[Problem details]
The answer must be the data, repeated exactly.

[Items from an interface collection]

↓

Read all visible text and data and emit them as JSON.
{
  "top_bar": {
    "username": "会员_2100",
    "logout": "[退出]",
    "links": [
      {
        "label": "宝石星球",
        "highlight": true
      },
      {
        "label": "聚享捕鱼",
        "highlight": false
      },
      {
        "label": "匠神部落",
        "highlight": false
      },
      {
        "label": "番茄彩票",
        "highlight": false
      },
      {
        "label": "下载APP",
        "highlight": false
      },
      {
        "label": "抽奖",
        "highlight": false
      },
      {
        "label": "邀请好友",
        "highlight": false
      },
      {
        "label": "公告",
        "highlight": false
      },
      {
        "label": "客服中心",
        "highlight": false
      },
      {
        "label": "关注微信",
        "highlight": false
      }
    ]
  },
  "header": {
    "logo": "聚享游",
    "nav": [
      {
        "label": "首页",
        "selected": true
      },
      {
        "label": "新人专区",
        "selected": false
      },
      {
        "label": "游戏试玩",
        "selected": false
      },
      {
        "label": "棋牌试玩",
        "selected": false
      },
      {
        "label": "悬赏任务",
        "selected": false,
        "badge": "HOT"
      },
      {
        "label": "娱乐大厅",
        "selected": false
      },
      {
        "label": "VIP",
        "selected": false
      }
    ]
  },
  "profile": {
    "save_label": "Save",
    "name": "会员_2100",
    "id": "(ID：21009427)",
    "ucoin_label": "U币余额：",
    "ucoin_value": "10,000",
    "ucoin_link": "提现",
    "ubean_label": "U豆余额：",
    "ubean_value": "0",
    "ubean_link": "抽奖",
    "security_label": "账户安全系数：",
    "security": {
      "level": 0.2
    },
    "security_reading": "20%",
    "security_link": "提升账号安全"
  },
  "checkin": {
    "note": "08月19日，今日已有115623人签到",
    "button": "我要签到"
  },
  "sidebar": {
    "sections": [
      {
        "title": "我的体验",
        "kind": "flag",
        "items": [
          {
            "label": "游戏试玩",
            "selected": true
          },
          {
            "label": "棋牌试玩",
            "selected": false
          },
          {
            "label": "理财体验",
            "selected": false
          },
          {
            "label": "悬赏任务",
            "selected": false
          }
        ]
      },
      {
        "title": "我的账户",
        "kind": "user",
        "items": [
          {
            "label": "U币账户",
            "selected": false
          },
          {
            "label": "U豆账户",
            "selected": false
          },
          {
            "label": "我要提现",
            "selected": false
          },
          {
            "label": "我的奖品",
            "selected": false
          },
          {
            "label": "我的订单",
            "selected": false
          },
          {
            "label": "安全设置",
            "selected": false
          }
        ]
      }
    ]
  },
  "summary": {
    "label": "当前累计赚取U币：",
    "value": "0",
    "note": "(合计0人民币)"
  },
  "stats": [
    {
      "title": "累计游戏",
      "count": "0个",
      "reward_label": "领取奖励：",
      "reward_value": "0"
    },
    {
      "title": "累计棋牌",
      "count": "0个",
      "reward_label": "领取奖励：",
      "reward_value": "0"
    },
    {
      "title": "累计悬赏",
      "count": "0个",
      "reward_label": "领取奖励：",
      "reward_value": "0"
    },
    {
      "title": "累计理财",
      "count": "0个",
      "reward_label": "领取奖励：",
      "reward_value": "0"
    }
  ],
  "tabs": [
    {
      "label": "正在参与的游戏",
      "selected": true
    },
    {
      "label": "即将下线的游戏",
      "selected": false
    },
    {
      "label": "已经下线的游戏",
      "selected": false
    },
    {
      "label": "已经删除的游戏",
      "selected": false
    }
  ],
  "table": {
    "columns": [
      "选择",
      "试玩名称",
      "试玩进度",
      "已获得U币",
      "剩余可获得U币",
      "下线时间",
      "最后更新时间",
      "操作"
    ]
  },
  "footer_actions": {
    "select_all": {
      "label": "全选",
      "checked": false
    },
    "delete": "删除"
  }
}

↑

[Problem solution]
Read all visible text and data and emit them as JSON.
{
  "top_bar": {
    "username": "会员_2100",
    "logout": "[退出]",
    "links": [
      {
        "label": "宝石星球",
        "highlight": true
      },
      {
        "label": "聚享捕鱼",
        "highlight": false
      },
      {
        "label": "匠神部落",
        "highlight": false
      },
      {
        "label": "番茄彩票",
        "highlight": false
      },
      {
        "label": "下载APP",
        "highlight": false
      },
      {
        "label": "抽奖",
        "highlight": false
      },
      {
        "label": "邀请好友",
        "highlight": false
      },
      {
        "label": "公告",
        "highlight": false
      },
      {
        "label": "客服中心",
        "highlight": false
      },
      {
        "label": "关注微信",
        "highlight": false
      }
    ]
  },
  "header": {
    "logo": "聚享游",
    "nav": [
      {
        "label": "首页",
        "selected": true
      },
      {
        "label": "新人专区",
        "selected": false
      },
      {
        "label": "游戏试玩",
        "selected": false
      },
      {
        "label": "棋牌试玩",
        "selected": false
      },
      {
        "label": "悬赏任务",
        "selected": false,
        "badge": "HOT"
      },
      {
        "label": "娱乐大厅",
        "selected": false
      },
      {
        "label": "VIP",
        "selected": false
      }
    ]
  },
  "profile": {
    "save_label": "Save",
    "name": "会员_2100",
    "id": "(ID：21009427)",
    "ucoin_label": "U币余额：",
    "ucoin_value": "10,000",
    "ucoin_link": "提现",
    "ubean_label": "U豆余额：",
    "ubean_value": "0",
    "ubean_link": "抽奖",
    "security_label": "账户安全系数：",
    "security": {
      "level": 0.2
    },
    "security_reading": "20%",
    "security_link": "提升账号安全"
  },
  "checkin": {
    "note": "08月19日，今日已有115623人签到",
    "button": "我要签到"
  },
  "sidebar": {
    "sections": [
      {
        "title": "我的体验",
        "kind": "flag",
        "items": [
          {
            "label": "游戏试玩",
            "selected": true
          },
          {
            "label": "棋牌试玩",
            "selected": false
          },
          {
            "label": "理财体验",
            "selected": false
          },
          {
            "label": "悬赏任务",
            "selected": false
          }
        ]
      },
      {
        "title": "我的账户",
        "kind": "user",
        "items": [
          {
            "label": "U币账户",
            "selected": false
          },
          {
            "label": "U豆账户",
            "selected": false
          },
          {
            "label": "我要提现",
            "selected": false
          },
          {
            "label": "我的奖品",
            "selected": false
          },
          {
            "label": "我的订单",
            "selected": false
          },
          {
            "label": "安全设置",
            "selected": false
          }
        ]
      }
    ]
  },
  "summary": {
    "label": "当前累计赚取U币：",
    "value": "0",
    "note": "(合计0人民币)"
  },
  "stats": [
    {
      "title": "累计游戏",
      "count": "0个",
      "reward_label": "领取奖励：",
      "reward_value": "0"
    },
    {
      "title": "累计棋牌",
      "count": "0个",
      "reward_label": "领取奖励：",
      "reward_value": "0"
    },
    {
      "title": "累计悬赏",
      "count": "0个",
      "reward_label": "领取奖励：",
      "reward_value": "0"
    },
    {
      "title": "累计理财",
      "count": "0个",
      "reward_label": "领取奖励：",
      "reward_value": "0"
    }
  ],
  "tabs": [
    {
      "label": "正在参与的游戏",
      "selected": true
    },
    {
      "label": "即将下线的游戏",
      "selected": false
    },
    {
      "label": "已经下线的游戏",
      "selected": false
    },
    {
      "label": "已经删除的游戏",
      "selected": false
    }
  ],
  "table": {
    "columns": [
      "选择",
      "试玩名称",
      "试玩进度",
      "已获得U币",
      "剩余可获得U币",
      "下线时间",
      "最后更新时间",
      "操作"
    ]
  },
  "footer_actions": {
    "select_all": {
      "label": "全选",
      "checked": false
    },
    "delete": "删除"
  }
}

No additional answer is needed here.